:: TASK DETAILS ::
Print the records below exactly, leaving out nothing.

(Stored data)

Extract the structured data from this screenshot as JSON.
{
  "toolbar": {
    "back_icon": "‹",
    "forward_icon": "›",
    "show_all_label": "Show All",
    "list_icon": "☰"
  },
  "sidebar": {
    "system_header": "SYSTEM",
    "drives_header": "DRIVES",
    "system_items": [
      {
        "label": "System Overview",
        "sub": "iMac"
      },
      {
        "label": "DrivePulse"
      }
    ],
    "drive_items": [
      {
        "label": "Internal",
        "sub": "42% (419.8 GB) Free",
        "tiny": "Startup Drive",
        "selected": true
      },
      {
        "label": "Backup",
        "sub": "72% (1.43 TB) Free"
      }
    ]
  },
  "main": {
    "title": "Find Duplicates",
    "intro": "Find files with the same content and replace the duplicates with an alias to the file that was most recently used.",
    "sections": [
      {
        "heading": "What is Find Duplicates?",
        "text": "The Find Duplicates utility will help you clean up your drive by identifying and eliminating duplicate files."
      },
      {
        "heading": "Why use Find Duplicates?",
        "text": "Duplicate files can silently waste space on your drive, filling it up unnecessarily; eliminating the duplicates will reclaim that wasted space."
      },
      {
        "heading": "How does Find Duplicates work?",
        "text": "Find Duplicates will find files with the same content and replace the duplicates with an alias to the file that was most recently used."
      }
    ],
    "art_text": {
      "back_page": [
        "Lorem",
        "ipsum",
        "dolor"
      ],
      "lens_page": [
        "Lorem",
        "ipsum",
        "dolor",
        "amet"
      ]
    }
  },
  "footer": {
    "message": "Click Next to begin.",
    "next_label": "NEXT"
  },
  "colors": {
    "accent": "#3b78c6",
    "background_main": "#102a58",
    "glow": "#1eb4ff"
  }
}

:: ANSWER SPACE ::
Extract the structured data from this screenshot as JSON.
{
  "toolbar": {
    "back_icon": "‹",
    "forward_icon": "›",
    "show_all_label": "Show All",
    "list_icon": "☰"
  },
  "sidebar": {
    "system_header": "SYSTEM",
    "drives_header": "DRIVES",
    "system_items": [
      {
        "label": "System Overview",
        "sub": "iMac"
      },
      {
        "label": "DrivePulse"
      }
    ],
    "drive_items": [
      {
        "label": "Internal",
        "sub": "42% (419.8 GB) Free",
        "tiny": "Startup Drive",
        "selected": true
      },
      {
        "label": "Backup",
        "sub": "72% (1.43 TB) Free"
      }
    ]
  },
  "main": {
    "title": "Find Duplicates",
    "intro": "Find files with the same content and replace the duplicates with an alias to the file that was most recently used.",
    "sections": [
      {
        "heading": "What is Find Duplicates?",
        "text": "The Find Duplicates utility will help you clean up your drive by identifying and eliminating duplicate files."
      },
      {
        "heading": "Why use Find Duplicates?",
        "text": "Duplicate files can silently waste space on your drive, filling it up unnecessarily; eliminating the duplicates will reclaim that wasted space."
      },
      {
        "heading": "How does Find Duplicates work?",
        "text": "Find Duplicates will find files with the same content and replace the duplicates with an alias to the file that was most recently used."
      }
    ],
    "art_text": {
      "back_page": [
        "Lorem",
        "ipsum",
        "dolor"
      ],
      "lens_page": [
        "Lorem",
        "ipsum",
        "dolor",
        "amet"
      ]
    }
  },
  "footer": {
    "message": "Click Next to begin.",
    "next_label": "NEXT"
  },
  "colors": {
    "accent": "#3b78c6",
    "background_main": "#102a58",
    "glow": "#1eb4ff"
  }
}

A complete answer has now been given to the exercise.